## Required action
What you write should be the line containing "What's the underlying" followed by every line after it to the end of the listing, exactly as given, and nothing more.
┄┄┄┄┄┄┄┄┄┄┄┄┄┄┄┄┄┄┄┄
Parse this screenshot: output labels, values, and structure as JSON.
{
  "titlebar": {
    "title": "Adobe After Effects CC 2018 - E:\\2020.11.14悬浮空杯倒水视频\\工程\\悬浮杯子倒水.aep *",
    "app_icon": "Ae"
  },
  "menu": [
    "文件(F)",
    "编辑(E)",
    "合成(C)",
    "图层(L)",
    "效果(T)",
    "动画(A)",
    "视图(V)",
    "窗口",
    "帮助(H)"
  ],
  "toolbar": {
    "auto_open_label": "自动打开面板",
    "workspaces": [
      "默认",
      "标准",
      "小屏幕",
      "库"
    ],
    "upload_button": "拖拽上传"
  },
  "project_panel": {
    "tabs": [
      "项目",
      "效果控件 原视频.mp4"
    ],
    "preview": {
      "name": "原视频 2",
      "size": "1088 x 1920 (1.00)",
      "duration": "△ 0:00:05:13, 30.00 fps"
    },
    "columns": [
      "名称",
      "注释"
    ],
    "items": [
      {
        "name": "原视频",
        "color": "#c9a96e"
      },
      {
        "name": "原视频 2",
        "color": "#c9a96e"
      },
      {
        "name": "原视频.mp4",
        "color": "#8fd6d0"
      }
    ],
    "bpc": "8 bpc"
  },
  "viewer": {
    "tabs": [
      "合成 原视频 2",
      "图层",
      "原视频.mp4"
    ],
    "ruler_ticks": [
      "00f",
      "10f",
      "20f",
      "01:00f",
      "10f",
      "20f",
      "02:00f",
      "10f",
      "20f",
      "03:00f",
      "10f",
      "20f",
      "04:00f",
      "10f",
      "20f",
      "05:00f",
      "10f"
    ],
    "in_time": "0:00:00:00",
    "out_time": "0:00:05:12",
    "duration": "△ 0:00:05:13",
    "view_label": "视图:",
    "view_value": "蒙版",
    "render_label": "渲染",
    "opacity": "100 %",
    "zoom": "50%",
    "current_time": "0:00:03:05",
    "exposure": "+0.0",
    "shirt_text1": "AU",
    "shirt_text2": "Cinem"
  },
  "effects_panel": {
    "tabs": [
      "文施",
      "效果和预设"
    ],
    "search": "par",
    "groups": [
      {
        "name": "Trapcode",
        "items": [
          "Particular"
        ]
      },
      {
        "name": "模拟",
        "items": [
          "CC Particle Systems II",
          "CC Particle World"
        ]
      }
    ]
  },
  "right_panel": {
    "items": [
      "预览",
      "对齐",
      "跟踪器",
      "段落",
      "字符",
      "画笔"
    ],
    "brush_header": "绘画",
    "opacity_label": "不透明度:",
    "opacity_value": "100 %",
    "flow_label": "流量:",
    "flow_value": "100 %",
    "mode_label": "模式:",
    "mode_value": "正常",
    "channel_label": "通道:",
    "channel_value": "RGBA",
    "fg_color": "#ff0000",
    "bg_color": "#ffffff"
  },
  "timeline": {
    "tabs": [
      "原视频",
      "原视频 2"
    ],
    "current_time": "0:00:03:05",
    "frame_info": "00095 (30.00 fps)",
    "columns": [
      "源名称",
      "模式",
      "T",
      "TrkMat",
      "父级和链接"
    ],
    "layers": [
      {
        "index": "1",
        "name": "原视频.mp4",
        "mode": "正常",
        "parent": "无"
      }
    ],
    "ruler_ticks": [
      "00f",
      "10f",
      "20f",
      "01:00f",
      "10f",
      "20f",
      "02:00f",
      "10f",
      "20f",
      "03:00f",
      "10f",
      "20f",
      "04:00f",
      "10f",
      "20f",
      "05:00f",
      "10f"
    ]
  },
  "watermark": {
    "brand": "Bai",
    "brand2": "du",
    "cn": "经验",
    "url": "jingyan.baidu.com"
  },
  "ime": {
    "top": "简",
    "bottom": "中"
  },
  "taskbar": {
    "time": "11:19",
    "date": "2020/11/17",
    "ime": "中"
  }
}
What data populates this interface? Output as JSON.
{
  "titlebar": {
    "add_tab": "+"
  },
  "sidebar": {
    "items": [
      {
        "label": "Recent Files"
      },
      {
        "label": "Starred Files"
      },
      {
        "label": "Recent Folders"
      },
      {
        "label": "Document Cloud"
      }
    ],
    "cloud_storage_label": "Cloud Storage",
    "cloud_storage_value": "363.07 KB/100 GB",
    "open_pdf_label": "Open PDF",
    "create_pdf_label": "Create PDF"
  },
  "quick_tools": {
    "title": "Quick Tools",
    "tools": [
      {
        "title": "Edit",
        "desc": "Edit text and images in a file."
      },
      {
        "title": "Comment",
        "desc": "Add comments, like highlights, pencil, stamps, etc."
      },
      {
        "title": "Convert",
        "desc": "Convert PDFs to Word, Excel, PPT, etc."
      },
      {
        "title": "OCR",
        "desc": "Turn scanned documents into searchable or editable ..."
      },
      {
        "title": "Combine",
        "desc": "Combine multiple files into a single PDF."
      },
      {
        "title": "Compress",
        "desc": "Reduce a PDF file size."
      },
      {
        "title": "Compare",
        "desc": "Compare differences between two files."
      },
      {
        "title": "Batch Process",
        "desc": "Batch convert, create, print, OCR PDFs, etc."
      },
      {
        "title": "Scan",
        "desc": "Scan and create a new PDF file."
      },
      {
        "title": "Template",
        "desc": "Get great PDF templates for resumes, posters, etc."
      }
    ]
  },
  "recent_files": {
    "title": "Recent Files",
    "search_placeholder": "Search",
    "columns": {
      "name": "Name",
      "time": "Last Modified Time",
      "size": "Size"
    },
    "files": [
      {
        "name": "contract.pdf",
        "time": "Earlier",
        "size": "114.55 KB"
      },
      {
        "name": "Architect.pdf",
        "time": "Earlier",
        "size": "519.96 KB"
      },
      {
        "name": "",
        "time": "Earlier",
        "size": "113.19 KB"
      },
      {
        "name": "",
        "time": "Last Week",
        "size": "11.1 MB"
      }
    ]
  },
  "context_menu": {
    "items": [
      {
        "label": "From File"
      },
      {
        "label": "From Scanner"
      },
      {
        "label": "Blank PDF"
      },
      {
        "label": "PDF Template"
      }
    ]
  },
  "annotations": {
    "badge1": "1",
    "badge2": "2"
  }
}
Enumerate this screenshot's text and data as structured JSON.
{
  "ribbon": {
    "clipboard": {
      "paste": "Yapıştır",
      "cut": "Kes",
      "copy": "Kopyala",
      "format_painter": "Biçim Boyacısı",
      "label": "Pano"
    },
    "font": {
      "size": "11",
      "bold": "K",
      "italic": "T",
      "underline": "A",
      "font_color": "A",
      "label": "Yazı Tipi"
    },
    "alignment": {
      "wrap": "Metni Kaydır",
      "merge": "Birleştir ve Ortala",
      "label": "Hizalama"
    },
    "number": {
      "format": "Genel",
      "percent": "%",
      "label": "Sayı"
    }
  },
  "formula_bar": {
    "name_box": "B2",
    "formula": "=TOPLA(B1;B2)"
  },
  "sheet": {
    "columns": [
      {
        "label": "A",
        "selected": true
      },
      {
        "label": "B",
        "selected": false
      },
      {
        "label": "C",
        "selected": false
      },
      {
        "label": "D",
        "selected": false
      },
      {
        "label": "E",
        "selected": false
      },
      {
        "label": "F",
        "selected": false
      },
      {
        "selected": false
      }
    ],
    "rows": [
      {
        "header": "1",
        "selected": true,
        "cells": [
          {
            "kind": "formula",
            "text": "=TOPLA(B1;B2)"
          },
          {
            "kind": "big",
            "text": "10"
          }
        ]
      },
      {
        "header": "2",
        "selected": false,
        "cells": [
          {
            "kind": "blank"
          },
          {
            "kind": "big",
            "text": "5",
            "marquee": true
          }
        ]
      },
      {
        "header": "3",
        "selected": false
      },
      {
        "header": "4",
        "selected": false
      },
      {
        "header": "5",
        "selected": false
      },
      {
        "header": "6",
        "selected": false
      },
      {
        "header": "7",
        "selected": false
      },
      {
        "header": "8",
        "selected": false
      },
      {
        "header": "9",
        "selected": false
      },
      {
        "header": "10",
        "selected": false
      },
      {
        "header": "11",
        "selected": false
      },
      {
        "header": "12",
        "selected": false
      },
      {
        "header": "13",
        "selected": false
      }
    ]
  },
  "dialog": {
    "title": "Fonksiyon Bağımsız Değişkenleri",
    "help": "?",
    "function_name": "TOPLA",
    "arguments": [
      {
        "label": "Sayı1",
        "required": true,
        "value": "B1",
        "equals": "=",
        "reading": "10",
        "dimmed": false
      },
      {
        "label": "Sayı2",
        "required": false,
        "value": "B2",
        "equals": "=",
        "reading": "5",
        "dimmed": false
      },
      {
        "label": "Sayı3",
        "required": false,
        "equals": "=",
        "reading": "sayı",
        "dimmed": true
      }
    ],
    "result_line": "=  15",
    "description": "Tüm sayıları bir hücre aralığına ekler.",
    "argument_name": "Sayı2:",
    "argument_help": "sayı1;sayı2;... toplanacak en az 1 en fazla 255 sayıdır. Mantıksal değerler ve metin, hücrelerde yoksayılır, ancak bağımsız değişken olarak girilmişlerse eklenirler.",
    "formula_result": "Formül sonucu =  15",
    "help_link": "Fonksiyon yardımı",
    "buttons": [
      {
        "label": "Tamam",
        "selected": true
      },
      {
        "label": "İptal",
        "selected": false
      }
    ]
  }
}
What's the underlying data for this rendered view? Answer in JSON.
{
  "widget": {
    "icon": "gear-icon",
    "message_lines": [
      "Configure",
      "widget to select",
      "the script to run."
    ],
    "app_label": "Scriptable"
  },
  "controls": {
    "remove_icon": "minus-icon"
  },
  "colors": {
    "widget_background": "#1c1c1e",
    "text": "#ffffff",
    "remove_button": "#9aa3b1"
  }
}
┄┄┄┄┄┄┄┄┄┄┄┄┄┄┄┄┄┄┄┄
## Answer section
What's the underlying data for this rendered view? Answer in JSON.
{
  "widget": {
    "icon": "gear-icon",
    "message_lines": [
      "Configure",
      "widget to select",
      "the script to run."
    ],
    "app_label": "Scriptable"
  },
  "controls": {
    "remove_icon": "minus-icon"
  },
  "colors": {
    "widget_background": "#1c1c1e",
    "text": "#ffffff",
    "remove_button": "#9aa3b1"
  }
}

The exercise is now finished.